### Section 7.4.4.5Up and Right Vectors

The direction of the up and right vectors (together with the direction vector) determine the orientation of the camera in the scene. They are set implicitly by their default values of

right 4/3*x up y

While some camera types ignore the length of these vectors others use it to extract valuable information about the camera settings. The following list will explain the meaning of the right and up vector for each camera type. Since the direction the vectors is always used to describe the orientation of the camera it will not be explained again.

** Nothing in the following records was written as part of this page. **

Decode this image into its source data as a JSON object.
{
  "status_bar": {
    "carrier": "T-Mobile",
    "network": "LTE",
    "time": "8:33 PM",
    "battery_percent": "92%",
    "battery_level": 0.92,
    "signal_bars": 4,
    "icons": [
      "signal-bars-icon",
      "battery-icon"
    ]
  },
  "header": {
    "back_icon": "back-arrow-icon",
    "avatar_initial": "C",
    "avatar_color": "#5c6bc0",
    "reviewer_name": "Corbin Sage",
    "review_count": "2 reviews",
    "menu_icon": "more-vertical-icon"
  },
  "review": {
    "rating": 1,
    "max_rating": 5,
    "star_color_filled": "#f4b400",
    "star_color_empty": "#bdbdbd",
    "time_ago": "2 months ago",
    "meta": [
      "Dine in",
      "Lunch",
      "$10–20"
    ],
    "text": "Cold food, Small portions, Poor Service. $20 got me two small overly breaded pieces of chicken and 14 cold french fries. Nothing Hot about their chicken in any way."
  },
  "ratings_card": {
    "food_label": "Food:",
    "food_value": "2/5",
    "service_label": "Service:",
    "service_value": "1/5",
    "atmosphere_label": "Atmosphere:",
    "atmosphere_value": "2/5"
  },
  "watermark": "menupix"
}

Perspective projection: The lengths of the up and right vectors are used to set the size of the viewing window and the aspect ratio as described in detail in section "Aspect Ratio". Since the field of view depends on the length of the direction vector (implicitly set by the angle keyword or explicitly set by the direction keyword) and the lengths of the right and up vectors you should carefully choose them in order to get the desired results.

Note that the up, right and direction vectors should always remain perpendicular to each other or the image will be distorted. If this is not the case a warning message will be printed. The vista buffer will not work for non-perpendicular camera vectors.

### Section 7.4.4.5.1Aspect Ratio

Together the right and up vectors define the aspect ratio (height to width ratio) of the resulting image. The default values up <0, 1, 0> and right <1.33, 0, 0> result in an aspect ratio of 4 to 3. This is the aspect ratio of a typical computer monitor. If you wanted a tall skinny image or a short wide panoramic image or a perfectly square image you should adjust the up and right vectors to the appropriate proportions.

For example:

camera { location <3,5,-10> up <0,1,0> right <1,0,0> look_at <0,2,1> }
Next Section